# [WORK INSTRUCTIONS]
Go through the entries below and copy every line that holds the word "JSON".
THE INPUT Block Start
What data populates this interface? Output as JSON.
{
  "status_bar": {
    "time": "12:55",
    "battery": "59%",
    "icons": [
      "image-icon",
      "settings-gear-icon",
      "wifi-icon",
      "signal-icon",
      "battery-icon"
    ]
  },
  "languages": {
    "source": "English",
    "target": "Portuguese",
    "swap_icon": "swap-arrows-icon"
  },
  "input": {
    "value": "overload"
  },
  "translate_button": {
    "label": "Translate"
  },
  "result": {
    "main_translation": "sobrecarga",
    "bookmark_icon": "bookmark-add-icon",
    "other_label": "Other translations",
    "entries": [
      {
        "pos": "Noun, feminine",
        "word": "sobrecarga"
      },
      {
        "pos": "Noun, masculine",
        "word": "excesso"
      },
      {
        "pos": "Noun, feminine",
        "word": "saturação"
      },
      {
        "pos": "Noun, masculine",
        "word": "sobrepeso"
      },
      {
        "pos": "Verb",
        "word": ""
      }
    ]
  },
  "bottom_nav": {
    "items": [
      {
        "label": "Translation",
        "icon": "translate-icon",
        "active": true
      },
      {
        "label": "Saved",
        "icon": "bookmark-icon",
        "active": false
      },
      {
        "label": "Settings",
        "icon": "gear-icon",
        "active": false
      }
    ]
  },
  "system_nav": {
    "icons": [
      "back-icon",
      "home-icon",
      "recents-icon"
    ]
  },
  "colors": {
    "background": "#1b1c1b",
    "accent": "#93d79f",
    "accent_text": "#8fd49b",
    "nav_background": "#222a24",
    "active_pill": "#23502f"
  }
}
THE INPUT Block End
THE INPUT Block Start
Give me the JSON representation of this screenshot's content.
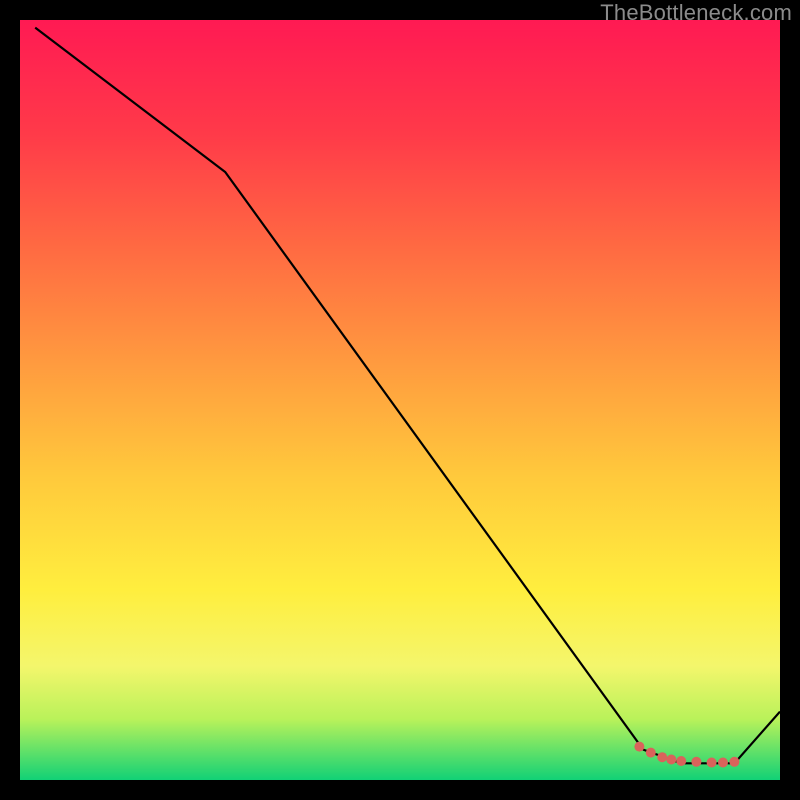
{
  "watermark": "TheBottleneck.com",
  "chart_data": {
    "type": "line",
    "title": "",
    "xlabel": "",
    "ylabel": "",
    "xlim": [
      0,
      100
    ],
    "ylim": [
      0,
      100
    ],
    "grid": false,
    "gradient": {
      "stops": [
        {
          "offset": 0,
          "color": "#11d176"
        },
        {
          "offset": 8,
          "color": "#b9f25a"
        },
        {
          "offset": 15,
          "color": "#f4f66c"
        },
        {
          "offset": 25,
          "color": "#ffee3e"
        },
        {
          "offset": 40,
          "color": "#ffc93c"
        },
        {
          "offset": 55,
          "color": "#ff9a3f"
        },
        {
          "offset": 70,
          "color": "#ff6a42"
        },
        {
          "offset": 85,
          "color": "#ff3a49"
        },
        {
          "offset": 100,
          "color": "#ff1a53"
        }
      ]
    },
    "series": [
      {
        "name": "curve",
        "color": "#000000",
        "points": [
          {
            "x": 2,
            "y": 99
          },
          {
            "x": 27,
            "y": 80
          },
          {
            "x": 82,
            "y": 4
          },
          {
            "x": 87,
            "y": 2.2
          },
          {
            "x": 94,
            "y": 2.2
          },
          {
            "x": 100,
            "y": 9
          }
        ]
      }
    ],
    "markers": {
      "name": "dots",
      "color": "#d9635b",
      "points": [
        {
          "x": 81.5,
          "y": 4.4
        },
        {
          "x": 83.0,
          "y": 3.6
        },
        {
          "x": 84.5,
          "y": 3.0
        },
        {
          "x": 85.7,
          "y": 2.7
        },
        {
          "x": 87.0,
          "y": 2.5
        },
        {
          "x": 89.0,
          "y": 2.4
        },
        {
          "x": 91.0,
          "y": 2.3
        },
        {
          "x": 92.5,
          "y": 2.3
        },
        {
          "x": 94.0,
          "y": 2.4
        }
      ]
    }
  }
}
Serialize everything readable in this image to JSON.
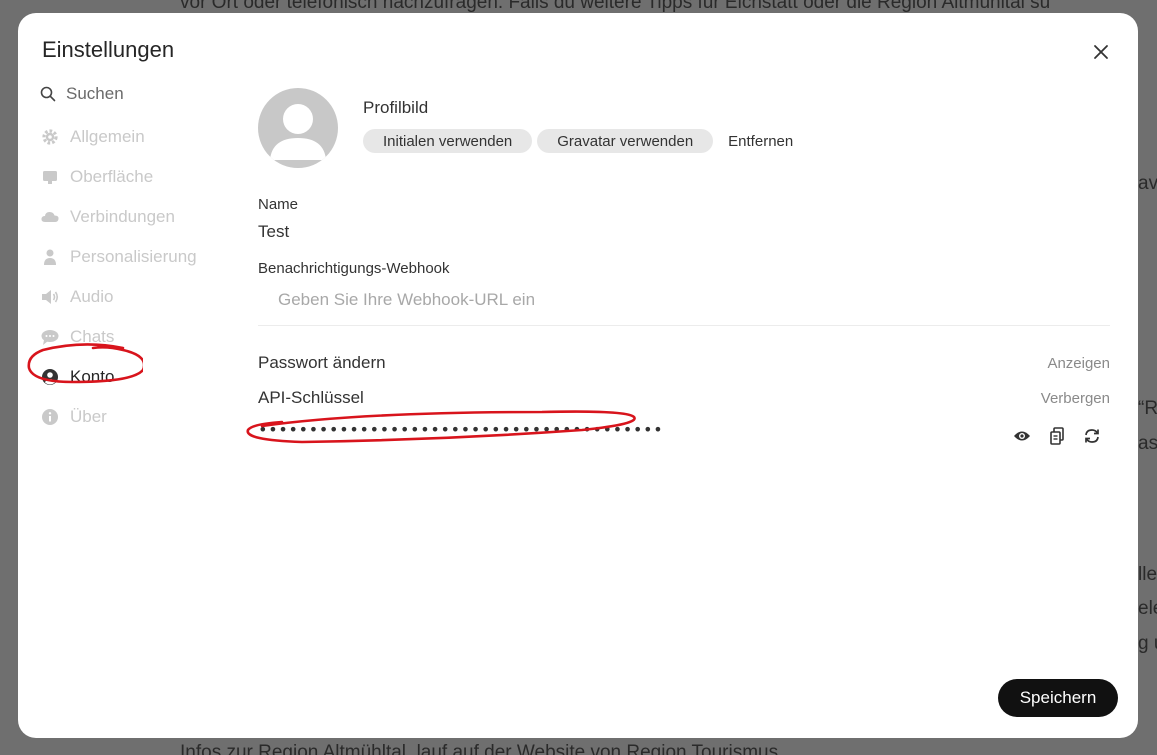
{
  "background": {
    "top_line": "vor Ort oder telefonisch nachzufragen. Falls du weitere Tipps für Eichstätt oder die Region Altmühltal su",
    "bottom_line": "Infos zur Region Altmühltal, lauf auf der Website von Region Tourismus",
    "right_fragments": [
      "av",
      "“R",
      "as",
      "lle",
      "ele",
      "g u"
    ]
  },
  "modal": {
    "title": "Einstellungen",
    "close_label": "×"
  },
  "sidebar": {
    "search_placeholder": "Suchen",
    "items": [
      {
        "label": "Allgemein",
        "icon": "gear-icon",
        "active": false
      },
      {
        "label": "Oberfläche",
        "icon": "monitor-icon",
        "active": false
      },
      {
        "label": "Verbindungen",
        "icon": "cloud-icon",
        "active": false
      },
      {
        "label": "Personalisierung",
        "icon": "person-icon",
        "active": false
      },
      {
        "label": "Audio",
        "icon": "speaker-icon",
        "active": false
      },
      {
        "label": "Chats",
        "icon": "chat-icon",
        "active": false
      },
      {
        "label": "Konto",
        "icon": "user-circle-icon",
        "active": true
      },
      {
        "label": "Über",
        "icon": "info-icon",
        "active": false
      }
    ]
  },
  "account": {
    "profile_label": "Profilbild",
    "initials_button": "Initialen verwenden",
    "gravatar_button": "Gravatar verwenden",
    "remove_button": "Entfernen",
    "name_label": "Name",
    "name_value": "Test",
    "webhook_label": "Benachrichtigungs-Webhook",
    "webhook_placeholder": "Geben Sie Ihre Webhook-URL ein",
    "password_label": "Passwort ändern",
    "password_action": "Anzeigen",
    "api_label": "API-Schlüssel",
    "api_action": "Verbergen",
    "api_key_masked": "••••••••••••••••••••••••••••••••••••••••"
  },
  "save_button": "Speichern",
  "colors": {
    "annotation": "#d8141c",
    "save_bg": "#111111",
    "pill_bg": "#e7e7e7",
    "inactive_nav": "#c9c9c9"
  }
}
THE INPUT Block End
# [RESPONSE TO THE TASK]
What data populates this interface? Output as JSON.
Give me the JSON representation of this screenshot's content.
Serialize everything readable in this image to JSON.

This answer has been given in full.